▶ **About this exercise**
Filter the entries for lines with the word "name".

▶ **Source data**
++++++++++
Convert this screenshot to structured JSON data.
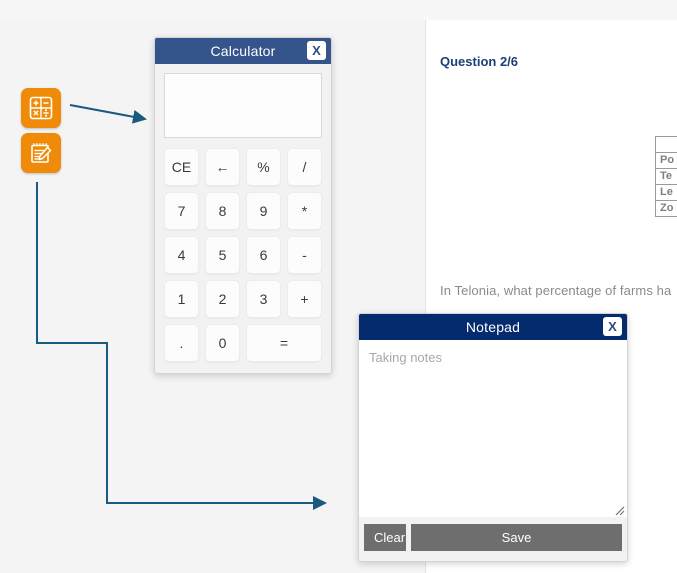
{
  "background_color": "#f4f4f4",
  "accent_colors": {
    "launcher_orange": "#ef8b09",
    "calculator_header": "#35548c",
    "notepad_header": "#042b6e",
    "arrow_blue": "#1a5a7f",
    "question_title_navy": "#1d3f73",
    "button_gray": "#6e6e6e"
  },
  "launchers": [
    {
      "name": "calculator-launcher",
      "icon": "calculator-icon",
      "symbols": [
        "+",
        "−",
        "×",
        "÷"
      ]
    },
    {
      "name": "notepad-launcher",
      "icon": "notepad-pencil-icon"
    }
  ],
  "calculator": {
    "title": "Calculator",
    "close_label": "X",
    "display_value": "",
    "keys": [
      "CE",
      "←",
      "%",
      "/",
      "7",
      "8",
      "9",
      "*",
      "4",
      "5",
      "6",
      "-",
      "1",
      "2",
      "3",
      "+",
      ".",
      "0",
      "="
    ]
  },
  "notepad": {
    "title": "Notepad",
    "close_label": "X",
    "placeholder": "Taking notes",
    "value": "",
    "clear_label": "Clear",
    "save_label": "Save"
  },
  "question_panel": {
    "title": "Question 2/6",
    "text": "In Telonia, what percentage of farms ha",
    "table": {
      "header": [
        "",
        ""
      ],
      "rows": [
        [
          "Po",
          ""
        ],
        [
          "Te",
          ""
        ],
        [
          "Le",
          ""
        ],
        [
          "Zo",
          ""
        ]
      ]
    }
  }
}
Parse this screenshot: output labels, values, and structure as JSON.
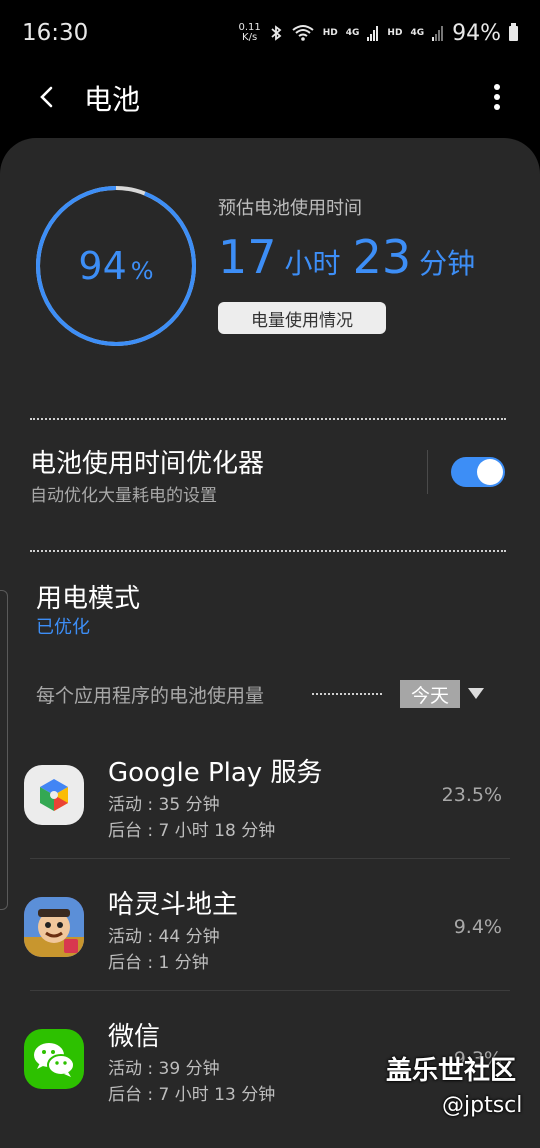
{
  "status_bar": {
    "time": "16:30",
    "net_speed_value": "0.11",
    "net_speed_unit": "K/s",
    "hd1": "HD",
    "net1": "4G",
    "hd2": "HD",
    "net2": "4G",
    "battery_percent": "94%"
  },
  "header": {
    "title": "电池"
  },
  "battery": {
    "level": 0.94,
    "percent_value": "94",
    "percent_unit": "%",
    "estimate_label": "预估电池使用时间",
    "hours_value": "17",
    "hours_unit": "小时",
    "minutes_value": "23",
    "minutes_unit": "分钟",
    "usage_button_label": "电量使用情况"
  },
  "optimizer": {
    "title": "电池使用时间优化器",
    "subtitle": "自动优化大量耗电的设置",
    "enabled": true
  },
  "power_mode": {
    "title": "用电模式",
    "value": "已优化"
  },
  "per_app": {
    "label": "每个应用程序的电池使用量",
    "period": "今天"
  },
  "apps": [
    {
      "name": "Google Play 服务",
      "active": "活动 : 35 分钟",
      "background": "后台 : 7 小时 18 分钟",
      "percent": "23.5%"
    },
    {
      "name": "哈灵斗地主",
      "active": "活动 : 44 分钟",
      "background": "后台 : 1 分钟",
      "percent": "9.4%"
    },
    {
      "name": "微信",
      "active": "活动 : 39 分钟",
      "background": "后台 : 7 小时 13 分钟",
      "percent": "9.3%"
    }
  ],
  "watermark": {
    "line1": "盖乐世社区",
    "line2": "@jptscl"
  },
  "colors": {
    "accent": "#3d8ef6",
    "card_bg": "#282828",
    "wechat_green": "#2dc100"
  }
}
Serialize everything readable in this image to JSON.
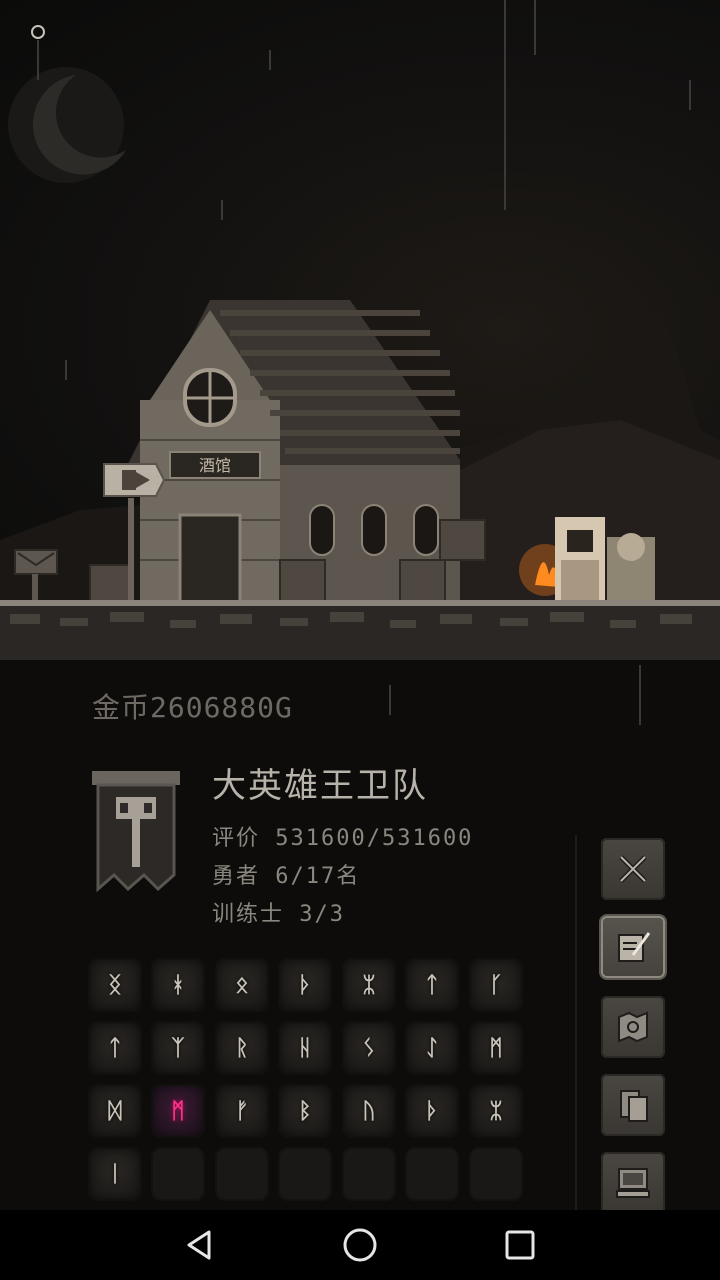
{
  "top": {
    "settings_icon": "gear-icon"
  },
  "scene": {
    "tavern_sign_text": "酒馆",
    "signpost_icon": "exit-arrow-icon"
  },
  "gold": {
    "label": "金币2606880G"
  },
  "guild": {
    "name": "大英雄王卫队",
    "rating": "评价 531600/531600",
    "heroes": "勇者 6/17名",
    "trainers": "训练士 3/3",
    "banner_icon": "hammer-banner-icon"
  },
  "runes": {
    "row1": [
      "ᛝ",
      "ᚼ",
      "ᛟ",
      "ᚦ",
      "ᛯ",
      "ᛏ",
      "ᚴ"
    ],
    "row2": [
      "ᛏ",
      "ᛉ",
      "ᚱ",
      "ᚺ",
      "ᛊ",
      "ᛇ",
      "ᛗ"
    ],
    "row3": [
      "ᛞ",
      "ᛗ",
      "ᚠ",
      "ᛒ",
      "ᚢ",
      "ᚦ",
      "ᛯ"
    ],
    "row4": [
      "ᛁ",
      "",
      "",
      "",
      "",
      "",
      ""
    ],
    "active_index": "row3-1"
  },
  "side_menu": {
    "items": [
      {
        "name": "battle",
        "icon": "crossed-swords-icon"
      },
      {
        "name": "quest",
        "icon": "scroll-quill-icon",
        "selected": true
      },
      {
        "name": "map",
        "icon": "map-icon"
      },
      {
        "name": "documents",
        "icon": "documents-icon"
      },
      {
        "name": "system",
        "icon": "computer-icon"
      }
    ]
  },
  "navbar": {
    "back": "back-triangle-icon",
    "home": "home-circle-icon",
    "recents": "recents-square-icon"
  },
  "colors": {
    "accent_rune": "#ff2f8a",
    "text_primary": "#b8b3aa",
    "text_secondary": "#8b877f",
    "gold_text": "#6e6a63"
  }
}
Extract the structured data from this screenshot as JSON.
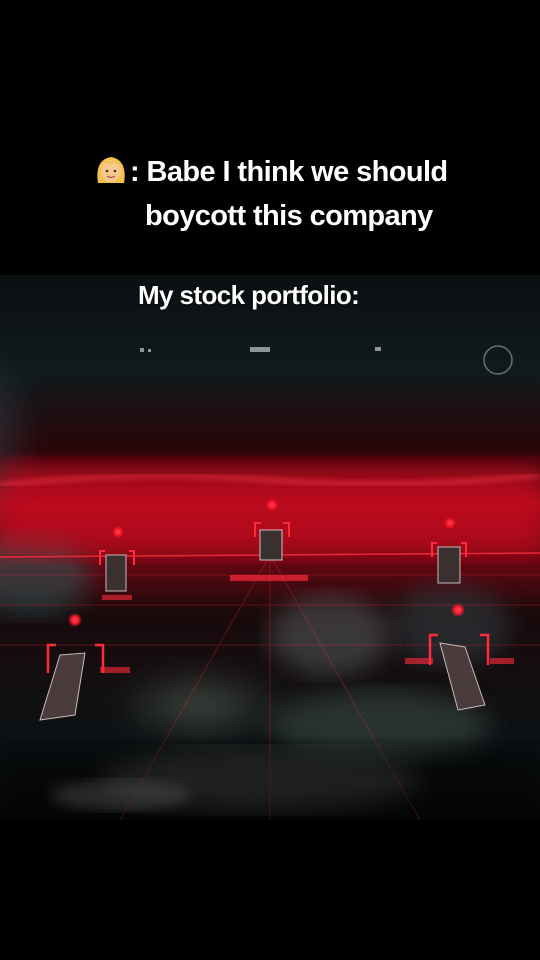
{
  "caption": {
    "emoji_icon": "woman-blonde-hair-icon",
    "line1_text": ": Babe I think we should",
    "line2_text": "boycott this company",
    "line3_text": "My stock portfolio:"
  },
  "colors": {
    "background": "#000000",
    "caption_text": "#ffffff",
    "hud_red": "#ff2a3a"
  }
}
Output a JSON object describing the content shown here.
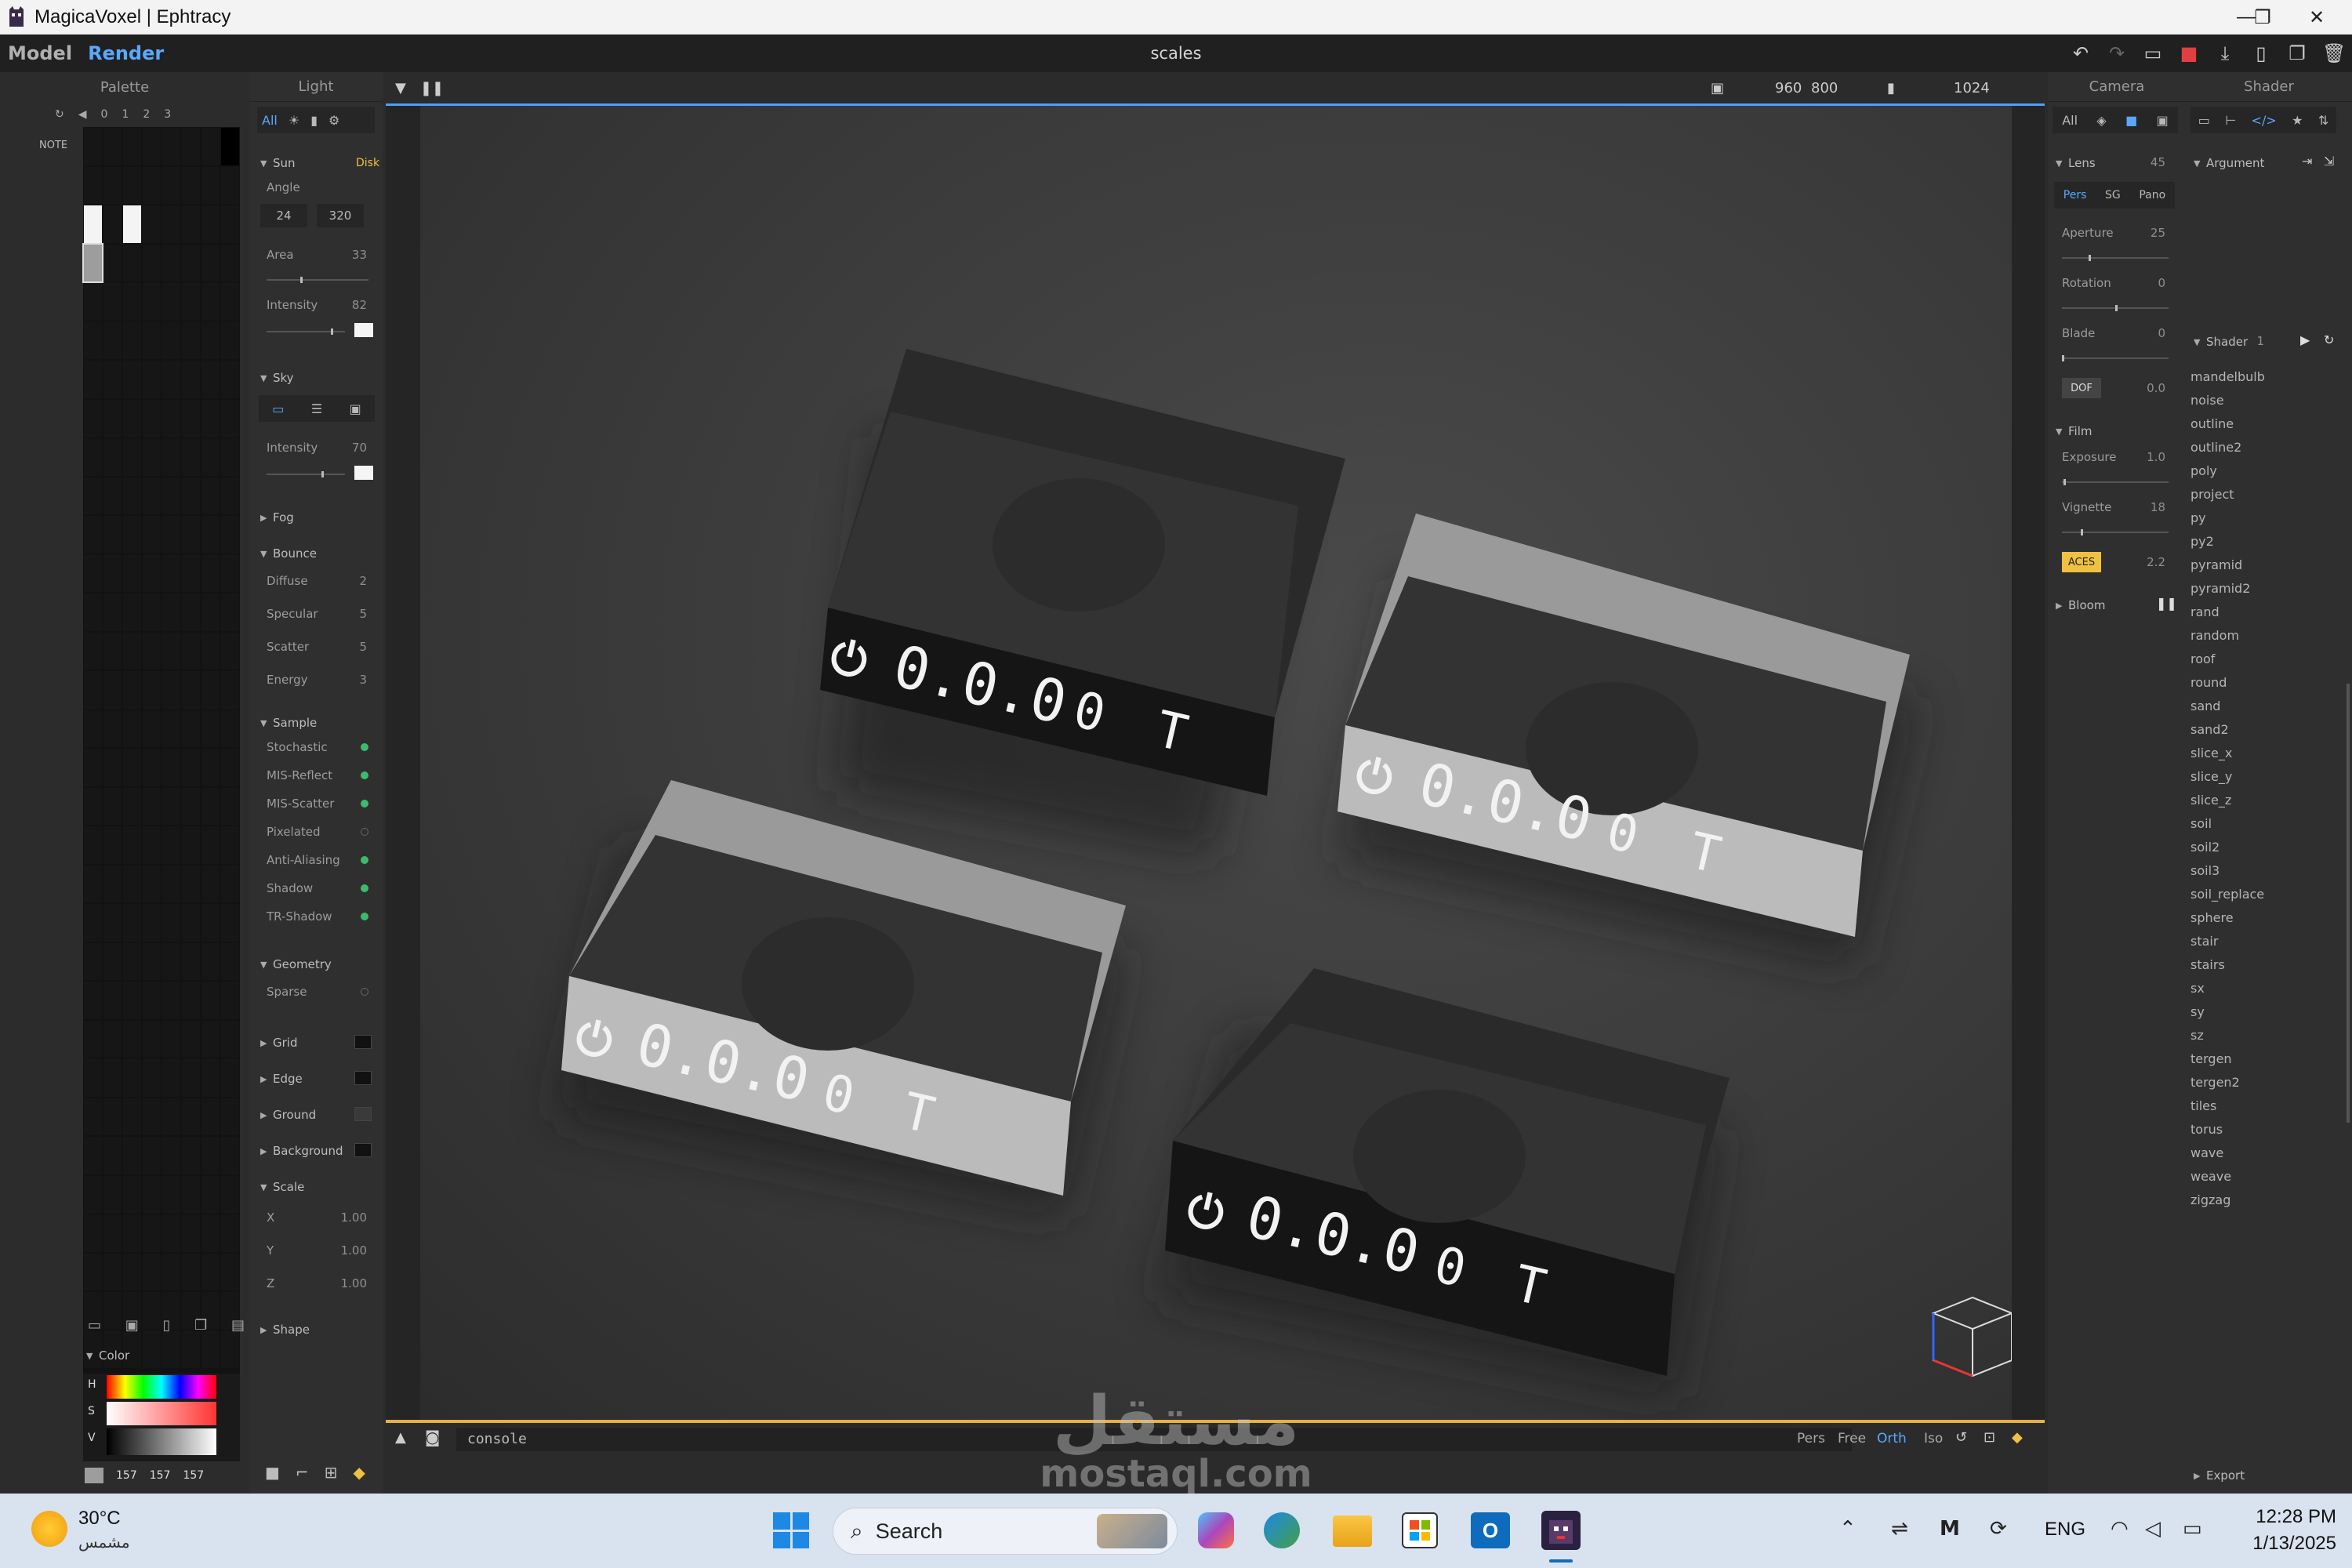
{
  "window": {
    "title": "MagicaVoxel | Ephtracy",
    "min": "—",
    "max": "❐",
    "close": "✕"
  },
  "menu": {
    "model": "Model",
    "render": "Render",
    "document": "scales"
  },
  "palette": {
    "title": "Palette",
    "pages": [
      "0",
      "1",
      "2",
      "3"
    ],
    "note": "NOTE",
    "color_title": "Color",
    "h": "H",
    "s": "S",
    "v": "V",
    "rgb": [
      "157",
      "157",
      "157"
    ]
  },
  "light": {
    "title": "Light",
    "all": "All",
    "sun": "Sun",
    "disk": "Disk",
    "angle": "Angle",
    "angle_a": "24",
    "angle_b": "320",
    "area": "Area",
    "area_v": "33",
    "intensity": "Intensity",
    "intensity_v": "82",
    "sky": "Sky",
    "sky_intensity": "Intensity",
    "sky_intensity_v": "70",
    "fog": "Fog",
    "bounce": "Bounce",
    "diffuse": "Diffuse",
    "diffuse_v": "2",
    "specular": "Specular",
    "specular_v": "5",
    "scatter": "Scatter",
    "scatter_v": "5",
    "energy": "Energy",
    "energy_v": "3",
    "sample": "Sample",
    "samples": [
      "Stochastic",
      "MIS-Reflect",
      "MIS-Scatter",
      "Pixelated",
      "Anti-Aliasing",
      "Shadow",
      "TR-Shadow"
    ],
    "sample_on": [
      true,
      true,
      true,
      false,
      true,
      true,
      true
    ],
    "geometry": "Geometry",
    "sparse": "Sparse",
    "grid": "Grid",
    "edge": "Edge",
    "ground": "Ground",
    "background": "Background",
    "scale": "Scale",
    "x": "X",
    "y": "Y",
    "z": "Z",
    "xv": "1.00",
    "yv": "1.00",
    "zv": "1.00",
    "shape": "Shape"
  },
  "viewport": {
    "width": "960",
    "height": "800",
    "samples": "1024",
    "console": "console",
    "modes": [
      "Pers",
      "Free",
      "Orth",
      "Iso"
    ],
    "active_mode": "Orth",
    "display_text": "0.0.0",
    "unit_zero": "0",
    "unit_t": "T"
  },
  "camera": {
    "title": "Camera",
    "all": "All",
    "lens": "Lens",
    "lens_v": "45",
    "pers": "Pers",
    "sg": "SG",
    "pano": "Pano",
    "aperture": "Aperture",
    "aperture_v": "25",
    "rotation": "Rotation",
    "rotation_v": "0",
    "blade": "Blade",
    "blade_v": "0",
    "dof": "DOF",
    "dof_v": "0.0",
    "film": "Film",
    "exposure": "Exposure",
    "exposure_v": "1.0",
    "vignette": "Vignette",
    "vignette_v": "18",
    "aces": "ACES",
    "aces_v": "2.2",
    "bloom": "Bloom"
  },
  "shader": {
    "title": "Shader",
    "argument": "Argument",
    "shader_label": "Shader",
    "shader_v": "1",
    "items": [
      "mandelbulb",
      "noise",
      "outline",
      "outline2",
      "poly",
      "project",
      "py",
      "py2",
      "pyramid",
      "pyramid2",
      "rand",
      "random",
      "roof",
      "round",
      "sand",
      "sand2",
      "slice_x",
      "slice_y",
      "slice_z",
      "soil",
      "soil2",
      "soil3",
      "soil_replace",
      "sphere",
      "stair",
      "stairs",
      "sx",
      "sy",
      "sz",
      "tergen",
      "tergen2",
      "tiles",
      "torus",
      "wave",
      "weave",
      "zigzag"
    ],
    "export": "Export"
  },
  "watermark": {
    "arabic": "مستقل",
    "latin": "mostaql.com"
  },
  "taskbar": {
    "temp": "30°C",
    "weather": "مشمس",
    "search": "Search",
    "lang": "ENG",
    "time": "12:28 PM",
    "date": "1/13/2025"
  }
}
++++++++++
▶ **Task answer**
      "name": "calculator-launcher",
      "name": "notepad-launcher",
      "name": "Google Play 服务",
      "name": "哈灵斗地主",
      "name": "微信",
    "name": "大英雄王卫队",
        "name": "battle",
        "name": "quest",
        "name": "map",
        "name": "documents",
        "name": "system",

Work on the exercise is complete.